**PROMPT:** Read the records below and report each line in which "image" occurs.

[Web page and app entries]
= = =
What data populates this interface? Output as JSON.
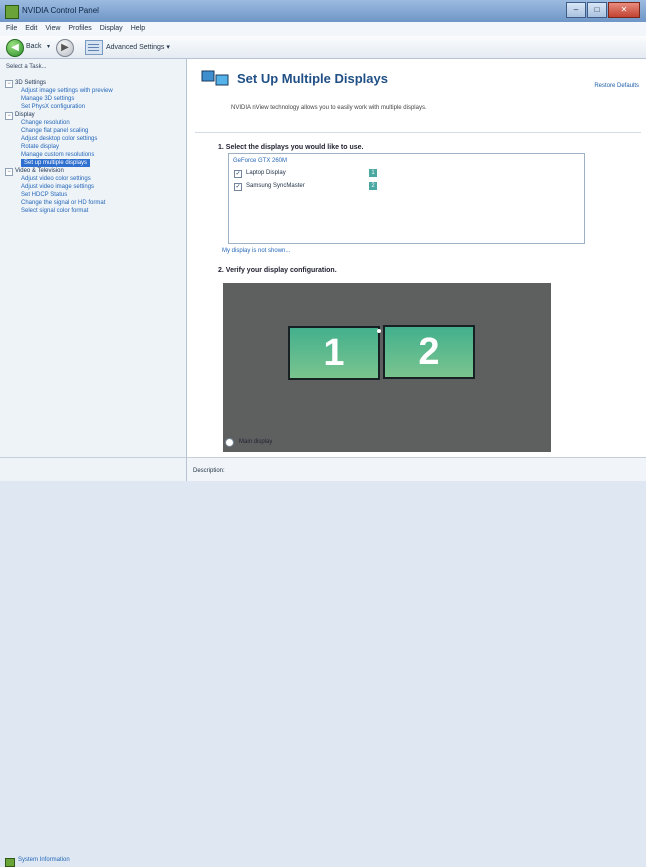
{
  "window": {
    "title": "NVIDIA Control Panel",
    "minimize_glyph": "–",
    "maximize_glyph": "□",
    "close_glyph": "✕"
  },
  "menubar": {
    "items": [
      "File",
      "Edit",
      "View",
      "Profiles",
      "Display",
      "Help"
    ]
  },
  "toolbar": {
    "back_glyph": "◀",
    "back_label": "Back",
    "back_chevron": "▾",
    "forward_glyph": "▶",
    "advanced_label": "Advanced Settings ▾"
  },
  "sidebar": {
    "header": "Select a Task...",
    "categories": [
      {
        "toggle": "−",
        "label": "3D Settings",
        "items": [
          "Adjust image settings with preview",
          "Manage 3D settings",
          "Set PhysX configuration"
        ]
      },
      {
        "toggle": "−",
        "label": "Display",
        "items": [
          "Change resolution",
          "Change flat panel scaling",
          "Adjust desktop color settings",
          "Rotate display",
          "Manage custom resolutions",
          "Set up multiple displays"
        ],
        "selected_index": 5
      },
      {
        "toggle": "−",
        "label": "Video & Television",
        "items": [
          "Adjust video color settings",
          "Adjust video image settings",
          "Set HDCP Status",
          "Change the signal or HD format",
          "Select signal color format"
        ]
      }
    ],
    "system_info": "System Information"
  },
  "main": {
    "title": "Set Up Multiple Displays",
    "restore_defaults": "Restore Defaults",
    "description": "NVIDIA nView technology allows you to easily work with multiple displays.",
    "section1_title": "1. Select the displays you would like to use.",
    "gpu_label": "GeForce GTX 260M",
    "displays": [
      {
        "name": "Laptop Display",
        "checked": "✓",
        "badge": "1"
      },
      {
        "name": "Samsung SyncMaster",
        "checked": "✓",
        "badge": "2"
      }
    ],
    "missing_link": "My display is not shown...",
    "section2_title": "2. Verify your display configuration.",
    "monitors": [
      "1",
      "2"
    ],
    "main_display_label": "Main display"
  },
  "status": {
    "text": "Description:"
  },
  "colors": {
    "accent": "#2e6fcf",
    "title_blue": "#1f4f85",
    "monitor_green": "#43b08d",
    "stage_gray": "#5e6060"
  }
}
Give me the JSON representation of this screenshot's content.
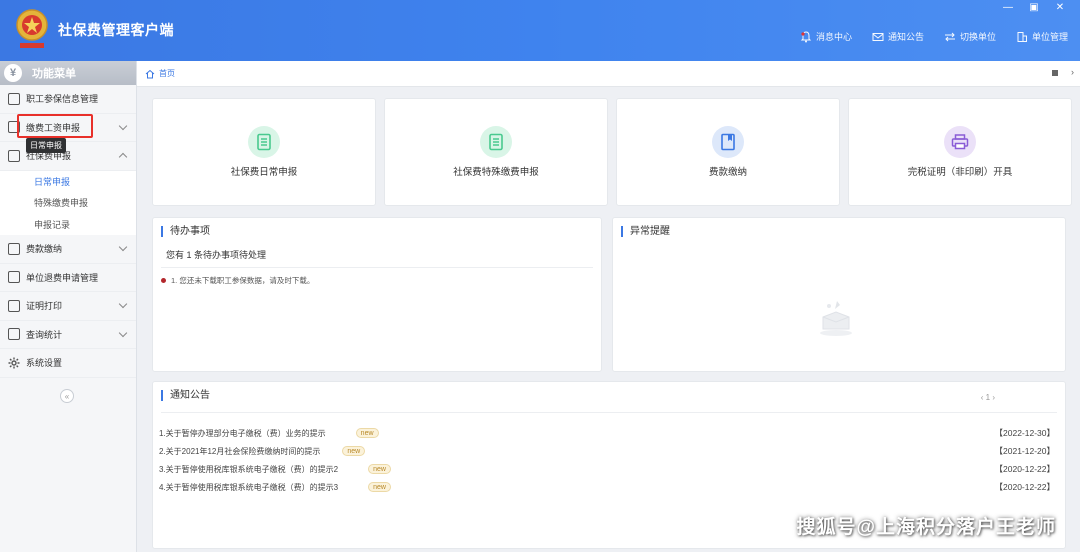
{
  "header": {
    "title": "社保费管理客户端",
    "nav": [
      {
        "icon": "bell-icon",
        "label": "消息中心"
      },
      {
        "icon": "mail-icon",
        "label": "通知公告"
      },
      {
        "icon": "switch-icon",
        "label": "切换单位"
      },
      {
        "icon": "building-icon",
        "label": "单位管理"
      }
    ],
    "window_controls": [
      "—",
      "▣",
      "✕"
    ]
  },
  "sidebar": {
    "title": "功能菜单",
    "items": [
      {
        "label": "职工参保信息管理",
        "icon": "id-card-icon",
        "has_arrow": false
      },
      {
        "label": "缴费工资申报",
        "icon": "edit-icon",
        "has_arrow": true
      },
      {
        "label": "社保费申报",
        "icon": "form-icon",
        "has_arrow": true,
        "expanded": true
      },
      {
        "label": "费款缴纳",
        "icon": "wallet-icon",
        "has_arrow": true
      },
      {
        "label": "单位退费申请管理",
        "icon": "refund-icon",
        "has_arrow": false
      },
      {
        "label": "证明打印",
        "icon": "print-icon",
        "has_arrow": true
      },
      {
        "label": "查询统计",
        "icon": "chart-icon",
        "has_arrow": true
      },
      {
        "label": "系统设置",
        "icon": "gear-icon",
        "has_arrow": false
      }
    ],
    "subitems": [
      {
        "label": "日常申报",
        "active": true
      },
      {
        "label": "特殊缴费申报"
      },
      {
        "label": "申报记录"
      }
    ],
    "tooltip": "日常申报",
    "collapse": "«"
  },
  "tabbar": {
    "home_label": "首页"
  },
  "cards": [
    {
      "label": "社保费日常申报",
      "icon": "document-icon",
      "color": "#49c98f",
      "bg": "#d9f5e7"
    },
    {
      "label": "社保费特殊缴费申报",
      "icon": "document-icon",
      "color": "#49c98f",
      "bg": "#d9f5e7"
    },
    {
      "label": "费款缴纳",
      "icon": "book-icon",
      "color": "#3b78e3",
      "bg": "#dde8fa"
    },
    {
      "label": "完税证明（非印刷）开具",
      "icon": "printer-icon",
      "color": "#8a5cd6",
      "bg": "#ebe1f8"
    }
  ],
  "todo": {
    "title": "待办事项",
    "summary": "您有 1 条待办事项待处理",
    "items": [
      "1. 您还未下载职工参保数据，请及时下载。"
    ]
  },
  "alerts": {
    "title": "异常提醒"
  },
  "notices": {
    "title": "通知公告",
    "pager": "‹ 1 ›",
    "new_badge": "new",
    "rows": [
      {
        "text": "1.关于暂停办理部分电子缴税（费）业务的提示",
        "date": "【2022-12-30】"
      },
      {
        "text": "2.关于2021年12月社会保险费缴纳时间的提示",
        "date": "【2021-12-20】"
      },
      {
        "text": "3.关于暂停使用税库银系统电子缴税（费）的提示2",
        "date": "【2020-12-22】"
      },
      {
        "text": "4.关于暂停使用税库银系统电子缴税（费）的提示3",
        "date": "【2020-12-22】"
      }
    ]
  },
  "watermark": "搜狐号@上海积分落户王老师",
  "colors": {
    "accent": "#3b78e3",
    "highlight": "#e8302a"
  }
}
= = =
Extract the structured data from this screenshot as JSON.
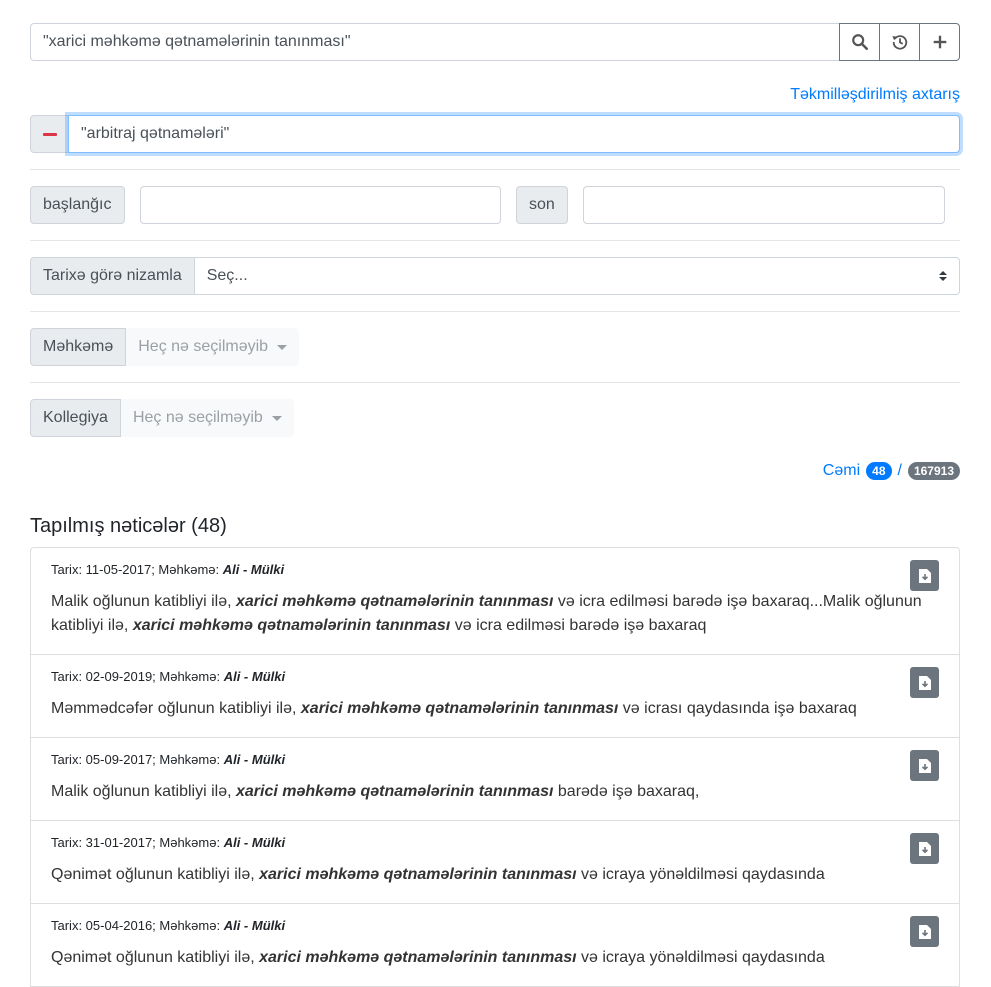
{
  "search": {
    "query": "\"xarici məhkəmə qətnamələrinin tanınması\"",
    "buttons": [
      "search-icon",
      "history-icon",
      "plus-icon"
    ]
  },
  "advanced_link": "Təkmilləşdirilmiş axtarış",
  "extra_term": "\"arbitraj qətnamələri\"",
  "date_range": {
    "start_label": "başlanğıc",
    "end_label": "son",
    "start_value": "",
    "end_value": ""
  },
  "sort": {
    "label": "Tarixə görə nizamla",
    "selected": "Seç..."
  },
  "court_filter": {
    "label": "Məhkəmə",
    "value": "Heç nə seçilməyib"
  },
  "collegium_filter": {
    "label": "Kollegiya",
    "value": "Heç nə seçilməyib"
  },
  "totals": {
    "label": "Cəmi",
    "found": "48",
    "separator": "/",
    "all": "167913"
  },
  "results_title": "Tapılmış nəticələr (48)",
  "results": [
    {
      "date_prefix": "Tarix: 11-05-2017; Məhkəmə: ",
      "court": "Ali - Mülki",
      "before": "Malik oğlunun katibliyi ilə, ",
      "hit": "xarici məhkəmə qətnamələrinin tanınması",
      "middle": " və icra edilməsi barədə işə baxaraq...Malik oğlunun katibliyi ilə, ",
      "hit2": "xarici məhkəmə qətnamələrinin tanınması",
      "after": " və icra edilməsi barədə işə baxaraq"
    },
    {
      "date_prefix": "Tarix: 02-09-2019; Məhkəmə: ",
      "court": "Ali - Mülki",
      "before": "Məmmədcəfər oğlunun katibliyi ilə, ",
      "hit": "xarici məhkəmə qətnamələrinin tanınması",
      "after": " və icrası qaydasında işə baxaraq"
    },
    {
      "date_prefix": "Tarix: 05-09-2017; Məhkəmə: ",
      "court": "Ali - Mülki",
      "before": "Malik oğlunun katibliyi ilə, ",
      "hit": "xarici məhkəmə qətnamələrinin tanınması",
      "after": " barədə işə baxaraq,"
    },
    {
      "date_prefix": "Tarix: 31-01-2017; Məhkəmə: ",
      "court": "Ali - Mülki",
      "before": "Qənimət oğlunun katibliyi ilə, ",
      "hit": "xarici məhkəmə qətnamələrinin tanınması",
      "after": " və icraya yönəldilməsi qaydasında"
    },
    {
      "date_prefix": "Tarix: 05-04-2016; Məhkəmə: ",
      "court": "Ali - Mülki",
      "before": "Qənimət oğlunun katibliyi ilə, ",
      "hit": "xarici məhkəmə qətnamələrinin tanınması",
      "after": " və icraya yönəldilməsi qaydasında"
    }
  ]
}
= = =
**OUTPUT OF THE EXERCISE:**
          "Adjust image settings with preview",
          "Adjust video image settings",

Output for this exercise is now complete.